Tarot Runes I Ching Stichomancy Contact
Store Numerology Coin Flip Yes or No Webmasters
Personal Celebrity Biorhythms Bibliomancy Settings

Today's Stichomancy for Sean Astin

The first excerpt represents the past or something you must release, and is drawn from Rezanov by Gertrude Atherton:

when a man is in love with work--and power-- and has passed forty--does he want a constant com- panion? That is the point. At my time of life power exercises the most irresistible and lasting of all fascinations. A man that wins it has little left for a woman."

He had reached the summit of the rocky outpost; the highest of the hills where the peninsula turned abruptly to the south, and, scrupulously refraining from a downward glance at the Battery of Yerba Buena, stood looking out over the bay to the eastern


Rezanov
The second excerpt represents the present or the deciding factor of the moment, and is drawn from Kidnapped by Robert Louis Stevenson:

grew airier and a thought more lightsome; and I was wondering what might be the cause of this change, when a second blink of the summer lightning came and went. If I did not cry out, it was because fear had me by the throat; and if I did not fall, it was more by Heaven's mercy than my own strength. It was not only that the flash shone in on every side through breaches in the wall, so that I seemed to be clambering aloft upon an open scaffold, but the same passing brightness showed me the steps were of unequal length, and that one of my feet rested that moment within two inches of the well.

This was the grand stair! I thought; and with the thought, a gust


Kidnapped
The third excerpt represents the future or something you must embrace, and is drawn from On Horsemanship by Xenophon:

at the "chirrup" and to calm himself at the "cluck" sound. On this principle, at the sound of the trumpet or the shout of battle the rider should avoid coming up to his charger in a state of excitement, or, indeed, bringing any disturbing influence to bear on the animal. As far as possible, at such a crisis he should halt and rest him; and, if circumstances permit, give him his morning or his evening meal. But the best advice of all is not to get an over-spirited horse for the purposes of war.

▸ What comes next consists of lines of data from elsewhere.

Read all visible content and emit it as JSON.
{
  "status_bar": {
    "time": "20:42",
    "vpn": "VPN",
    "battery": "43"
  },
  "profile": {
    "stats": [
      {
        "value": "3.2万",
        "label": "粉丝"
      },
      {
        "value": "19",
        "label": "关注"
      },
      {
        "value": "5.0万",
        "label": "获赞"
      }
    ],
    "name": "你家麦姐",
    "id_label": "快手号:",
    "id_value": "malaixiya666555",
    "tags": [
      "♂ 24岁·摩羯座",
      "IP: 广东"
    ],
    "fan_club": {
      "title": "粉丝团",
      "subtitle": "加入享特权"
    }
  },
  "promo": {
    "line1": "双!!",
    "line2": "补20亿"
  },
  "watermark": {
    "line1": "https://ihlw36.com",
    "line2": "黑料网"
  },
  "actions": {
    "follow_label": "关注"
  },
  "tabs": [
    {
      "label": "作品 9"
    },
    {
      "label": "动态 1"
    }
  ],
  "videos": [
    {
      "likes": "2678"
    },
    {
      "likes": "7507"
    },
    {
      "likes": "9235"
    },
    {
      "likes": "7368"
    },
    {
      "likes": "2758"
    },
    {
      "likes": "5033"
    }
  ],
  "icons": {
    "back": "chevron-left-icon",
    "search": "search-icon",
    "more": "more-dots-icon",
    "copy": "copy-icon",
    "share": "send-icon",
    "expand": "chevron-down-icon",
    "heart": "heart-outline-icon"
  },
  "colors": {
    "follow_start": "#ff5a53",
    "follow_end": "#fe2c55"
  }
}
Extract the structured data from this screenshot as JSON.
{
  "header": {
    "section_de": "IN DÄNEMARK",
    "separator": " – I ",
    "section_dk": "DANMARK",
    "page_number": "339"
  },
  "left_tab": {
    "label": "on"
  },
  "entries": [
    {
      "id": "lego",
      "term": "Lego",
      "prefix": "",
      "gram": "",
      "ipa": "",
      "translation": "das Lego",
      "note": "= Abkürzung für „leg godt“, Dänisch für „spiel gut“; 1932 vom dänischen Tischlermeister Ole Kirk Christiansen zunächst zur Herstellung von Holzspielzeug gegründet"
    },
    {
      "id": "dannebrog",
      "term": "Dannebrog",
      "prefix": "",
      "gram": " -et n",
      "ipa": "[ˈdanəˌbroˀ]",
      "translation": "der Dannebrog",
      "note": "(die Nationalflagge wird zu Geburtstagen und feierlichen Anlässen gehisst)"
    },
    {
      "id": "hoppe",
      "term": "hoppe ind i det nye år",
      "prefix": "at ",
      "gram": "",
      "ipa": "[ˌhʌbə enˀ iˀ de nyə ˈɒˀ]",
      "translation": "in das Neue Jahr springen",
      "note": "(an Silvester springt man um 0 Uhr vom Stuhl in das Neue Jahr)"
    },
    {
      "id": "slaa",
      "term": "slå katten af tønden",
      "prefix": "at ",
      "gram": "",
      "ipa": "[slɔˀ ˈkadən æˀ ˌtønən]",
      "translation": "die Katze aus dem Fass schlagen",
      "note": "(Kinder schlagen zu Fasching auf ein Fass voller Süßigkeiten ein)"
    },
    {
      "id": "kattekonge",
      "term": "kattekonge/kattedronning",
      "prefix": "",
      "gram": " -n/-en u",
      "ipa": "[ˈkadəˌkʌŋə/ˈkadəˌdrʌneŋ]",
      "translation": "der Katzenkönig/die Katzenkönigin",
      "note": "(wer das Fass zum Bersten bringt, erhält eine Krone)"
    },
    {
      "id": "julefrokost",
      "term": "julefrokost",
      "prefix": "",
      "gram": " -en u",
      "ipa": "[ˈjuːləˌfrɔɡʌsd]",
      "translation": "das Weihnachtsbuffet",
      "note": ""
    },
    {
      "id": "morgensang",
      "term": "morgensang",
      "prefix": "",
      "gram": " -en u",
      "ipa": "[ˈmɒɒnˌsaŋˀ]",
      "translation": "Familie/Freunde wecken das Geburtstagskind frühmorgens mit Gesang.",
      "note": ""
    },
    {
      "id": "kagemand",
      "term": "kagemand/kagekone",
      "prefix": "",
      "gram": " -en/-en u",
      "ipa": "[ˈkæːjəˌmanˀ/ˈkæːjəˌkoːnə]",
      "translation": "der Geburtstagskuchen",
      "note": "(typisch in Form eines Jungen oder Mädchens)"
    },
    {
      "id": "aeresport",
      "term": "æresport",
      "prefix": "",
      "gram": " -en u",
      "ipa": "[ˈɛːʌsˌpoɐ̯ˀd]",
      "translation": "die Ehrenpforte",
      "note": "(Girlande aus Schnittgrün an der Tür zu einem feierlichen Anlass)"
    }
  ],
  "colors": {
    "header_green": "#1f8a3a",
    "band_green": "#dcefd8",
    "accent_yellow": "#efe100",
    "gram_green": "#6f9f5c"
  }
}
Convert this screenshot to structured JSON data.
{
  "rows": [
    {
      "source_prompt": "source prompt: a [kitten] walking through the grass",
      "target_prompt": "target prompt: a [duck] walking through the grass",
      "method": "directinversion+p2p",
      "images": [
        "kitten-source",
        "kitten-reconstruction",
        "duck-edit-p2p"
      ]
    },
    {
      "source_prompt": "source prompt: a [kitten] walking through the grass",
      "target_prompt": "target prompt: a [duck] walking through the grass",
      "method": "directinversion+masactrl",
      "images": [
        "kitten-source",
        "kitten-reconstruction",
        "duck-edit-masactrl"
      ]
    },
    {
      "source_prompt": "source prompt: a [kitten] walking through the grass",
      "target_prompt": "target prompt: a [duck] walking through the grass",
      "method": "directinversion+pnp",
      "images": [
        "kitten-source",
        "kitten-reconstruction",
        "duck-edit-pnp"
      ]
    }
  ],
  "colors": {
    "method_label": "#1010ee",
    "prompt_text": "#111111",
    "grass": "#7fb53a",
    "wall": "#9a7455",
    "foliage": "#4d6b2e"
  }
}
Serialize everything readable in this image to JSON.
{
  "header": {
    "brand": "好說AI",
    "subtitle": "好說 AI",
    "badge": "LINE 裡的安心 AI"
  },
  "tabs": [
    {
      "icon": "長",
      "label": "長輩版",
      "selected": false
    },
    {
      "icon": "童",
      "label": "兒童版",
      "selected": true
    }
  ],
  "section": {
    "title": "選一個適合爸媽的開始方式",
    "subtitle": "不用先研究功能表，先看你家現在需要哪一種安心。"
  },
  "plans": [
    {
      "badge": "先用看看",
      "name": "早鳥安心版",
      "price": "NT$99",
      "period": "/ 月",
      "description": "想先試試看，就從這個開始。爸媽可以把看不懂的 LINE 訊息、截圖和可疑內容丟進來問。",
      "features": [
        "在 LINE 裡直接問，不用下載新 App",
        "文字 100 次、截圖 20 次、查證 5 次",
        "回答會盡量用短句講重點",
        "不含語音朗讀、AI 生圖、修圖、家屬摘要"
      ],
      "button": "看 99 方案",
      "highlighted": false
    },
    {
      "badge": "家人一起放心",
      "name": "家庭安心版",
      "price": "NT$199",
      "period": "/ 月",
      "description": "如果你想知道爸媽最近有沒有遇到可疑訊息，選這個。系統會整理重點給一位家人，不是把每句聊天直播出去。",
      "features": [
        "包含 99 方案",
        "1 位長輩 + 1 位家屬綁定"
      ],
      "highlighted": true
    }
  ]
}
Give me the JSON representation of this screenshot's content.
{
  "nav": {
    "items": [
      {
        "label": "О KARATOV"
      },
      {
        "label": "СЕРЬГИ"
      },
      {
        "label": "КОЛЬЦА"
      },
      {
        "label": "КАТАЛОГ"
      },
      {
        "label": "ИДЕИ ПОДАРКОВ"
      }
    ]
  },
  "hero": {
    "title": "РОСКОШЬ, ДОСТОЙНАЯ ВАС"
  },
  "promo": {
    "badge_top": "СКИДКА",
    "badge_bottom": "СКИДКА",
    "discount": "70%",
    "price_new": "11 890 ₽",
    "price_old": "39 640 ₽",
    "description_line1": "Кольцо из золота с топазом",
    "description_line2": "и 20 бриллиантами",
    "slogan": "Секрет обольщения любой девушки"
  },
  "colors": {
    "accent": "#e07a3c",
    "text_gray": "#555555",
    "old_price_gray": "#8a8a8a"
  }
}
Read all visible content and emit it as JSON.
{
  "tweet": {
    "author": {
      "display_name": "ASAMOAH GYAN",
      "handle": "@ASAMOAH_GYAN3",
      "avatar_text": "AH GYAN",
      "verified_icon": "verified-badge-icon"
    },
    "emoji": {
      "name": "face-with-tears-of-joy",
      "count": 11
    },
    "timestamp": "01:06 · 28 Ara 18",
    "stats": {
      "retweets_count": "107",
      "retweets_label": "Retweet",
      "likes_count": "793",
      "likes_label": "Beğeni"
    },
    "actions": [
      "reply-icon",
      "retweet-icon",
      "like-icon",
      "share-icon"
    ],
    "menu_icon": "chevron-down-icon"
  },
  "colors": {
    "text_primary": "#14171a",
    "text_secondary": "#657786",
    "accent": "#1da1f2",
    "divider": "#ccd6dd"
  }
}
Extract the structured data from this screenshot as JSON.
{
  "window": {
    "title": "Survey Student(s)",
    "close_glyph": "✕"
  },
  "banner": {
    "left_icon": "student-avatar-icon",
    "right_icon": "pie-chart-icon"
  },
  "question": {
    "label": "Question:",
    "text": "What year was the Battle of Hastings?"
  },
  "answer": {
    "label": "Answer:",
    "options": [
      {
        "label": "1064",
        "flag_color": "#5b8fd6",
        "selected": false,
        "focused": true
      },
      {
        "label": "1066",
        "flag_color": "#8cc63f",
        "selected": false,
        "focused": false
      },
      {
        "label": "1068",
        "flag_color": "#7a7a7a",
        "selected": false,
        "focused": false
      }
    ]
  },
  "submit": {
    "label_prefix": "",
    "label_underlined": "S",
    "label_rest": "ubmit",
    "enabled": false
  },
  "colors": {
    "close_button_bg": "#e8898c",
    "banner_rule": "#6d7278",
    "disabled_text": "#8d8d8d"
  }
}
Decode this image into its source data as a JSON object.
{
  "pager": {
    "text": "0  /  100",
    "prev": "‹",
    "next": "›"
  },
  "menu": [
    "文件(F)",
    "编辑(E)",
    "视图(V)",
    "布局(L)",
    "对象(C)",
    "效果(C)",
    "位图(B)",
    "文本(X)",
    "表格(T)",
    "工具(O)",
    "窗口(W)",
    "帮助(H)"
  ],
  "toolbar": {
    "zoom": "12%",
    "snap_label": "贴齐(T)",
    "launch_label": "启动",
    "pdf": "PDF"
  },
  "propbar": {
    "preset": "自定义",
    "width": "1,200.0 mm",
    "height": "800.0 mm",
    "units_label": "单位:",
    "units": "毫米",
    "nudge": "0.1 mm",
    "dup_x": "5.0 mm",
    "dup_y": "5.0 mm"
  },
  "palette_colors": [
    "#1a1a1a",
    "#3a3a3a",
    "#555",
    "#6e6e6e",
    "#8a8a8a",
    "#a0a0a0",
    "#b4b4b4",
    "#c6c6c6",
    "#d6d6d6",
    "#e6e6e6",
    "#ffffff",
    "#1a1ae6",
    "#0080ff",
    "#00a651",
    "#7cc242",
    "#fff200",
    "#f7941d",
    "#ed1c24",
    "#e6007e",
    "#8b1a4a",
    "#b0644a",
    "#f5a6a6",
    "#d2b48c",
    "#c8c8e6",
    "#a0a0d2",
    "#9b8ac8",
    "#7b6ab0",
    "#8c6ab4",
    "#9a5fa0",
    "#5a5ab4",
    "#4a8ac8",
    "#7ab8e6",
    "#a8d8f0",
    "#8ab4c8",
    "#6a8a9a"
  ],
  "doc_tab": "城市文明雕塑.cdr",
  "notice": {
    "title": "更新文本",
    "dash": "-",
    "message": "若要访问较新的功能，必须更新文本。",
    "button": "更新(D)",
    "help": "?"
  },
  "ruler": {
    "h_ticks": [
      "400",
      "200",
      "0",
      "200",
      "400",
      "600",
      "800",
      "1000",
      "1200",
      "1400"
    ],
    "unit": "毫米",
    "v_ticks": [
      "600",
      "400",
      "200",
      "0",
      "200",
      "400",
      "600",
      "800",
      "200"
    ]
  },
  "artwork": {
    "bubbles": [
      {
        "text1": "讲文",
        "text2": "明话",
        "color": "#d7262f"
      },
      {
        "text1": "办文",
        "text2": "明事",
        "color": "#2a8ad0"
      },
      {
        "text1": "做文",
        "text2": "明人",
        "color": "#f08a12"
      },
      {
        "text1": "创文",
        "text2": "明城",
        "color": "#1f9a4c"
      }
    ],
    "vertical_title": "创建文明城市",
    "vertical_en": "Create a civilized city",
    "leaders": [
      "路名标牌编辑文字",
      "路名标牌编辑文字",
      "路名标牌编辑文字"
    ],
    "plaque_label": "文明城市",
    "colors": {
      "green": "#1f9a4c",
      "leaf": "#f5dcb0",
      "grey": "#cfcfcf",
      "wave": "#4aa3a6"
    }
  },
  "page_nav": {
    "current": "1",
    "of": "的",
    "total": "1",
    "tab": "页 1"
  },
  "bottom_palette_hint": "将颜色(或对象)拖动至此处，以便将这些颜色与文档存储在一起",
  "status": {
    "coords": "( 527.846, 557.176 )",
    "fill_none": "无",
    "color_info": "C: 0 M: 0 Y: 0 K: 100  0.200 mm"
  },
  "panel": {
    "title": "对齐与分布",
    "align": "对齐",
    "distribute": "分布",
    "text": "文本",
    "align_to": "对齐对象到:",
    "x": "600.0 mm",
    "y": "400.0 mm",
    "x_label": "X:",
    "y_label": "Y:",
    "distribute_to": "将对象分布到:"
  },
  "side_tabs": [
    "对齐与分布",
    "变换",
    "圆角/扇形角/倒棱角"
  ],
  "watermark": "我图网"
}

[7] Al. "whistling," and see Berenger, ii. 68. {poppusmos}, a sound from the lips; {klogmos}, from the cheek.

As to the sluggish type of animal, I need only suggest to do


On Horsemanship